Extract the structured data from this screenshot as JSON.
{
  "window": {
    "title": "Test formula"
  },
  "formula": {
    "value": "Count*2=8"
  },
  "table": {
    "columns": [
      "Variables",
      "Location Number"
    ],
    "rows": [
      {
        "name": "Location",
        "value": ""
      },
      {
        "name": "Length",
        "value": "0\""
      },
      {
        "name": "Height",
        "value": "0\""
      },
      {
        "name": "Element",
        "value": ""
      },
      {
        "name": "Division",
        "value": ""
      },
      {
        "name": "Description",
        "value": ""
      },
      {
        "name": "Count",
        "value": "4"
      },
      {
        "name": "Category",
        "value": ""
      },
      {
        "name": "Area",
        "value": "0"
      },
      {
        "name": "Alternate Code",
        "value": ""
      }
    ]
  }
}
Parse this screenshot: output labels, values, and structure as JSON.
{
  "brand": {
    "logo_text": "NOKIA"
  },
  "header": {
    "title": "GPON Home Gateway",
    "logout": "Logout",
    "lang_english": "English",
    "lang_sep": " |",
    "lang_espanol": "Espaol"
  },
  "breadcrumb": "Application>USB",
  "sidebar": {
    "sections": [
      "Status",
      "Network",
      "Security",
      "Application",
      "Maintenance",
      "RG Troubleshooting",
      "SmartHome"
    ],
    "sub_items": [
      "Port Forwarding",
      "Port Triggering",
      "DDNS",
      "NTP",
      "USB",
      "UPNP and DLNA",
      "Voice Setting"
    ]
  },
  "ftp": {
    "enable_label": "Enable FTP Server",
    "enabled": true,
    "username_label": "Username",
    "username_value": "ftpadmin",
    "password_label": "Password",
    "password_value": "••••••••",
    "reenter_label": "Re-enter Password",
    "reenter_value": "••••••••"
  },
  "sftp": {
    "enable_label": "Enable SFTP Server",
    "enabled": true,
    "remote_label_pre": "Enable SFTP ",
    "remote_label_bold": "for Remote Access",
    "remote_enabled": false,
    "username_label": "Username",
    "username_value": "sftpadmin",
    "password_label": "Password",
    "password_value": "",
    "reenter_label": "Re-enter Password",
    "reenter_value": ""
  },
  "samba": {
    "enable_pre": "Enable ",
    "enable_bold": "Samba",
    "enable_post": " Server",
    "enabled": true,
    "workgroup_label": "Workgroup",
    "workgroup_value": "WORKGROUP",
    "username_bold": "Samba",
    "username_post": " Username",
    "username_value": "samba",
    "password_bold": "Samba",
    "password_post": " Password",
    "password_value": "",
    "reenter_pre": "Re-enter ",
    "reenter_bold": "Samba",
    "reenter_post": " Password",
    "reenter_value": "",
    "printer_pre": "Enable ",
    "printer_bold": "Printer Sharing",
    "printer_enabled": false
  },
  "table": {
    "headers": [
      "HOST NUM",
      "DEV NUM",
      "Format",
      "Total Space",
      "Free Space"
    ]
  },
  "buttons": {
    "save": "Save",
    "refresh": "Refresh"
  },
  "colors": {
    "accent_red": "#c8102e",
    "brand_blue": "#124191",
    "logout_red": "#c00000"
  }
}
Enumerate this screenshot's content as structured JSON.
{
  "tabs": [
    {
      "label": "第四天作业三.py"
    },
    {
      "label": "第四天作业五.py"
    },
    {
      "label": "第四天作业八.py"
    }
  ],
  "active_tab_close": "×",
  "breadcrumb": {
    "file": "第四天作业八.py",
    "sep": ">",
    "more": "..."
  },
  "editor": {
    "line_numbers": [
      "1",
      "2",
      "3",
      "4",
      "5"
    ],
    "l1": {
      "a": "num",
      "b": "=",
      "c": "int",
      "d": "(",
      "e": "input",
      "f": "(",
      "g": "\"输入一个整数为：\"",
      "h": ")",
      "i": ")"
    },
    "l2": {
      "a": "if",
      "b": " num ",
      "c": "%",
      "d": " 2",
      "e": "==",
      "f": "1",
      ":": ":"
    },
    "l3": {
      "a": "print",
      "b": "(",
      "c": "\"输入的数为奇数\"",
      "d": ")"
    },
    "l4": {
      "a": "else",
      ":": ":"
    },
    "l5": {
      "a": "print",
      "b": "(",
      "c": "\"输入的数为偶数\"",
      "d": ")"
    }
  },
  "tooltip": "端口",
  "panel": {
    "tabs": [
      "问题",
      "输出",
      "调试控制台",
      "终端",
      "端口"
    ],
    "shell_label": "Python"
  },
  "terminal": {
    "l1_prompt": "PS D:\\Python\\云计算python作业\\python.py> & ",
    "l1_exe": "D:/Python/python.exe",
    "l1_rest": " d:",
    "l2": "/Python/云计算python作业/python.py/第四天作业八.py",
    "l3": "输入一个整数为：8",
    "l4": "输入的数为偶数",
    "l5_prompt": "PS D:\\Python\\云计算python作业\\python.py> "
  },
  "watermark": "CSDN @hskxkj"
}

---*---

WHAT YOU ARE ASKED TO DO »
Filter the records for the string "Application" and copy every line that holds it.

SOLVED PROBLEM »
  "breadcrumb": "Application>USB",
      "Application",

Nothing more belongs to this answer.